How will the story of their Christian life be written?  Will the crisis reveal them to have no faith or very weak faith, will it damage their Christian life, or will it bring out of them a stronger, sturdier, more inflexible loyalty to the Lord Jesus?  That is the question and it is always the question of the Christian life.  Because, God, being the Father that he is, will not leave us without tests, which is to say, without crises.  Crises met or not met, that will always tell the tale and meeting crises with faith is how faith grows and men and women grow in grace and the knowledge of the Lord.  Taking the Bible as whole, it appears that there is little significant spiritual growth that occurs in any other way.

I’m preaching to myself now, as much as to you.  When crises come, as they will, setbacks, opposition, disappointments, troubles, it is not the time to cave!  It is the time, rather, to lick one’s chops and rub one’s hands.  Our lives have reached a point of testing, a point of growth.  The Lord is now at work in our lives to advance our holiness and his interests in our hearts.  Now is the time to take a great leap forward, now comes the opportunity for our lives to change in the best and the holiest ways, as our faith is tested and vindicated.  But will it be?  Only if we practice our faith through the trial, only if we persevere in the face of difficulty.

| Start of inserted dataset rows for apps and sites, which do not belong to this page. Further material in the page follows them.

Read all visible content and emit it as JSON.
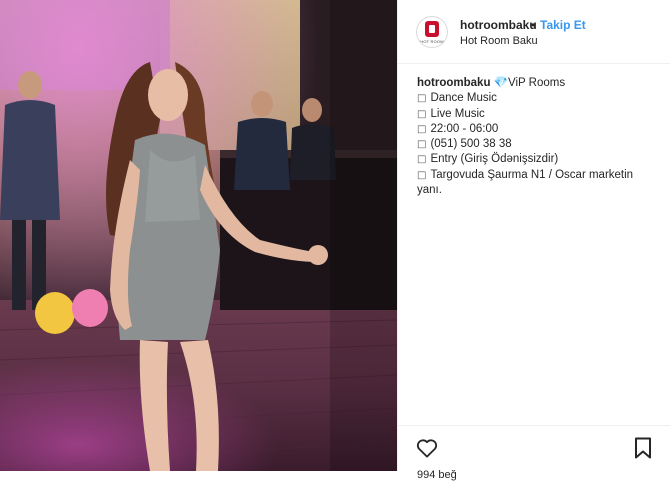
{
  "post": {
    "username": "hotroombaku",
    "separator": "•",
    "follow_label": "Takip Et",
    "location": "Hot Room Baku",
    "avatar_text": "HOT ROOM"
  },
  "caption": {
    "username": "hotroombaku",
    "title": "💎ViP Rooms",
    "bullet": "□",
    "lines": [
      "Dance Music",
      "Live Music",
      "22:00 - 06:00",
      "(051) 500 38 38",
      "Entry (Giriş Ödənişsizdir)",
      "Targovuda Şaurma N1 / Oscar marketin yanı."
    ]
  },
  "actions": {
    "like_icon": "heart-icon",
    "save_icon": "bookmark-icon",
    "likes_partial": "994 beğ"
  },
  "colors": {
    "link": "#3897f0",
    "text": "#262626",
    "border": "#efefef",
    "brand": "#c8102e"
  }
}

That is the argument being laid before us and made to us this evening.  Multitudes of other believers have proved that when they trusted the Lord in times of difficulty they prevailed and they now gather around us in the spiritual world to urge us on to prove the same.  Jesus Christ himself believed through his trials and now he sits at the Right Hand of God.  We have been told to expect trials and to receive them as the loving discipline of our heavenly Father.  So, when trials come, it is not the time to waver in faith, but to renew our faith, to practice it with a vengeance, sure that the Lord will prove us right in due time as he always has proved his faithful people right, as he proved his Son the most right of all.